When I first decided to climb a mountain in Peru in July of 2014, I found myself distracted from the climb itself by the long solo journey I would have to take just to get to the mountain. After a couple of layovers and 11 hours in the air, I made it to Lima by about midnight. My ride to the bus station wasn’t due to arrive until 8 a.m., so I found a quiet place and spent the night there in the terminal. After a sorry excuse for a night’s sleep, I took a wild, one-hour cab ride, followed by a 10-hour bus ride north up the coast then west up into the Cordillera Blanca, a range in the Andes. Nestled in the shadows of Peru’s highest peaks is the beautiful town of Huaraz. I spent a few days acclimating there and a couple of days at base camp before my group made its way toward the summit of Chopicalqui. At 20,846 feet, the summit of Chopicalqui is over 6,000 feet higher than anything I have ever climbed. Below is the journey in words and pictures.
At Lambert-St. Louis International Airport, where the journey began.
The hustle and bustle near Lima’s airport.
The colorful city center in Huaraz, Peru.
View of Huaraz from the rooftop of my hotel.
A few shots of the beautiful people and culture of Huaraz.
Following a guide up to Churup Lake for an acclimation hike.
At Churup Lake, we stood at 14,700 feet.
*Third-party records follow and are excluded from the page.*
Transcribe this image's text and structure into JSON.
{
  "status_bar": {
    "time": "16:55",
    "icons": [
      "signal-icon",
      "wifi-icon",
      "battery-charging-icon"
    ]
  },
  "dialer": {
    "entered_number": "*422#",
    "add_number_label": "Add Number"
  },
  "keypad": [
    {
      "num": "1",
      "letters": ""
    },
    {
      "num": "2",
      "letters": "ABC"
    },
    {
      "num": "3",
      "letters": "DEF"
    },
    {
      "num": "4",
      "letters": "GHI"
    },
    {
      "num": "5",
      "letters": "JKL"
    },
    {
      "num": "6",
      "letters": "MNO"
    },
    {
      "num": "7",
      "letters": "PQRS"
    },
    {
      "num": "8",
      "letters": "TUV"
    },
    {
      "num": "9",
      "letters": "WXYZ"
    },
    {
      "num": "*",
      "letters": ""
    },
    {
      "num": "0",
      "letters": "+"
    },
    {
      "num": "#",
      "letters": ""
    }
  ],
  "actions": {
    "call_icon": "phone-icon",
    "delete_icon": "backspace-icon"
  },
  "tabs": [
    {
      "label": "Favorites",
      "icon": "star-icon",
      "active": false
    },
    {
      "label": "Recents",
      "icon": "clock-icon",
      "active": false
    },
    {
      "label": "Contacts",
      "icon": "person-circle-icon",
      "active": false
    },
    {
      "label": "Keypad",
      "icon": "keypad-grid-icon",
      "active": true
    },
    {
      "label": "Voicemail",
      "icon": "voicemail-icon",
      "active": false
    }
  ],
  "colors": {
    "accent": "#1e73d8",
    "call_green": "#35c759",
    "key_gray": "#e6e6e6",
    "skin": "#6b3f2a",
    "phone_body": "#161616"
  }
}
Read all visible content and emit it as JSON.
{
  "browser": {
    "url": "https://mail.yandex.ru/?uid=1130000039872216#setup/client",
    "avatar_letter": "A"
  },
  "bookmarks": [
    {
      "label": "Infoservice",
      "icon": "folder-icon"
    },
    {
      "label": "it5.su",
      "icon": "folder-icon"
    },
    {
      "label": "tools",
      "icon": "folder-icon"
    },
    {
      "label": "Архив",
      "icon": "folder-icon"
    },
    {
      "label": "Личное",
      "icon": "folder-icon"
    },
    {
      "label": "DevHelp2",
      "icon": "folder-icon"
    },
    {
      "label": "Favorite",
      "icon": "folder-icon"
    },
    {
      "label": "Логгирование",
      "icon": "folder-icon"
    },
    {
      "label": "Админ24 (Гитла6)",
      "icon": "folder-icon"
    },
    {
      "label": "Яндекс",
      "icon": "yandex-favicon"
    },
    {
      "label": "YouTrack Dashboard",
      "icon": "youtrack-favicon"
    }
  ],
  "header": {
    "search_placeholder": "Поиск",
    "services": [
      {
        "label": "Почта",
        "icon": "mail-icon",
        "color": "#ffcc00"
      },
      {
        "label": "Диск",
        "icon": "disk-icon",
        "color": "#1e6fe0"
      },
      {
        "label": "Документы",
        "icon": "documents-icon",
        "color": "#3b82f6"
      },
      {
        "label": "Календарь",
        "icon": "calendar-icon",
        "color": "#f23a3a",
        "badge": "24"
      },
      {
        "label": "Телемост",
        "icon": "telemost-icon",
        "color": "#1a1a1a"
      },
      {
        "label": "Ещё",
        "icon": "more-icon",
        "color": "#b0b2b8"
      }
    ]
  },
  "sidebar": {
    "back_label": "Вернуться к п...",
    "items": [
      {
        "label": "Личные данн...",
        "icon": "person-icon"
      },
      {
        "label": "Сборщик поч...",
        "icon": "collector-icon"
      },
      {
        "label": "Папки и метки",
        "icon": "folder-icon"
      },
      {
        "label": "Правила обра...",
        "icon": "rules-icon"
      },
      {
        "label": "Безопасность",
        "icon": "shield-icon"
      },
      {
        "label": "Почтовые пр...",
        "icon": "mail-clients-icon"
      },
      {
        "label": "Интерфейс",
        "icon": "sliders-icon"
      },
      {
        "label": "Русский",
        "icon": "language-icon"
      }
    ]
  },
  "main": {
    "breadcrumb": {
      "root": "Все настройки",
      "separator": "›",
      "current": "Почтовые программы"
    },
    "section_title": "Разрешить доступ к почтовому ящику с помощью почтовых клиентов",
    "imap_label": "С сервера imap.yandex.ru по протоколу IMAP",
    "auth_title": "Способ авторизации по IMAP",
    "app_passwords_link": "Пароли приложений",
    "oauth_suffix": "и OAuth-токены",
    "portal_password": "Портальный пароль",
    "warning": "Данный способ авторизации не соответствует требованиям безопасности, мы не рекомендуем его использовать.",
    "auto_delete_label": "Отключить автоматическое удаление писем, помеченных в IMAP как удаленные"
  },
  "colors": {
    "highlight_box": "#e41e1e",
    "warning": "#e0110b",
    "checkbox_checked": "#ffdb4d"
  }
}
This is roughly 200 feet higher than anyplace in the lower 48 states.
A quinoa field near my guide’s family farm, where I had been invited for dinner.
His brother’s wife and her daughter wait for our arrival.
It was an honor to join them for Guinea Pig, a traditional Peruvian dish.
My new friend, Helinda, waving goodbye.
After a few more days acclimating in Huaraz, my team and I headed into the heart of the Peruvian Andes.
Making the trek to Chopicalqui’s base camp.
A porter unloading my gear at base camp.
Our team’s chef preparing something great at base camp.
A porter socializing in the cook tent.
Reviewing crevasse rescue at base camp.
Some fresh snow that kept us at base camp an extra day.
Some of the team eating a big dinner the night before we traveled to our next camp.
The next morning was perfect, so we headed higher up the mountain to the Moraine Camp.
Our team leader taking a short break before moving up to glaciated terrain.
Making our way up to high camp.
Somewhere between 17,000 and 18,000 feet, my head started to tighten from the lack of oxygen.
Our high camp. At 18,000 feet, this was just about 4,000 feet higher than I had ever been.
The porters made me this coca tea to help with my headache. At high camp, my altitude sickness was not getting any better. When my team left for its summit push at 1 a.m., my head was pounding so bad I could literally see my pulse. I opted out of going for the summit, heeding the words of Ed Viesturs: “Getting to the top is optional. Getting down is mandatory.”
Unfortunately, the rest of my team was unable to summit due to high winds and subzero temperatures. On the bright side, my body had acclimated overnight and I felt pretty good by the time the sun came out the next morning.
We packed up and headed back to base camp. Although I didn’t reach the summit, I did reach a new altitude.
Enjoyed the warm, thick air at base camp before starting my long journey back to the United States.
Even without reaching the summit, this was one of the greatest adventures of my life. The colorful culture, friendly people and unbelievable landscapes will definitely bring me back to Peru’s high peaks. Special thanks to Dan Nash and Rodolfo Reyes of Satori Adventures and Expeditions and Peruvian Mountains Adventures and Expeditions for making it all possible.